What you have to do: Will you write out the data exactly, excluding every picture?

Available data:
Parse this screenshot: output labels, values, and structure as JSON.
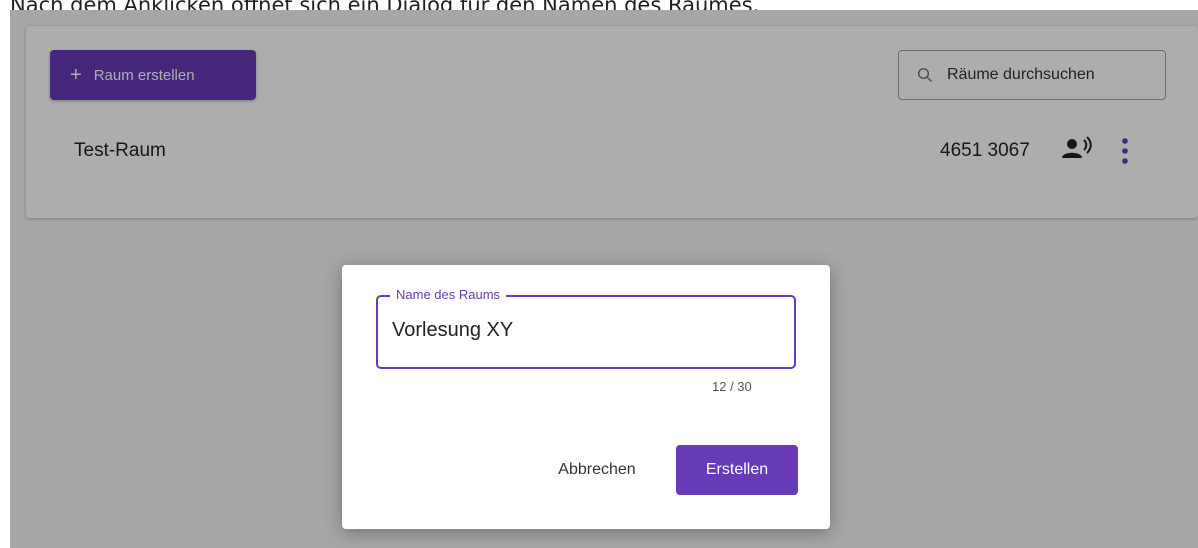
{
  "caption": "Nach dem Anklicken öffnet sich ein Dialog für den Namen des Raumes.",
  "toolbar": {
    "create_label": "Raum erstellen",
    "search_placeholder": "Räume durchsuchen"
  },
  "rooms": [
    {
      "name": "Test-Raum",
      "id": "4651 3067"
    }
  ],
  "dialog": {
    "field_label": "Name des Raums",
    "field_value": "Vorlesung XY",
    "counter": "12 / 30",
    "cancel_label": "Abbrechen",
    "submit_label": "Erstellen"
  },
  "icons": {
    "create": "plus-icon",
    "search": "search-icon",
    "voice": "record-voice-icon",
    "more": "more-vert-icon"
  },
  "colors": {
    "accent": "#673ab7",
    "scrim": "rgba(0,0,0,0.32)"
  }
}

Your response:
Parse this screenshot: output labels, values, and structure as JSON.
{
  "caption": "Nach dem Anklicken öffnet sich ein Dialog für den Namen des Raumes.",
  "toolbar": {
    "create_label": "Raum erstellen",
    "search_placeholder": "Räume durchsuchen"
  },
  "rooms": [
    {
      "name": "Test-Raum",
      "id": "4651 3067"
    }
  ],
  "dialog": {
    "field_label": "Name des Raums",
    "field_value": "Vorlesung XY",
    "counter": "12 / 30",
    "cancel_label": "Abbrechen",
    "submit_label": "Erstellen"
  },
  "icons": {
    "create": "plus-icon",
    "search": "search-icon",
    "voice": "record-voice-icon",
    "more": "more-vert-icon"
  },
  "colors": {
    "accent": "#673ab7",
    "scrim": "rgba(0,0,0,0.32)"
  }
}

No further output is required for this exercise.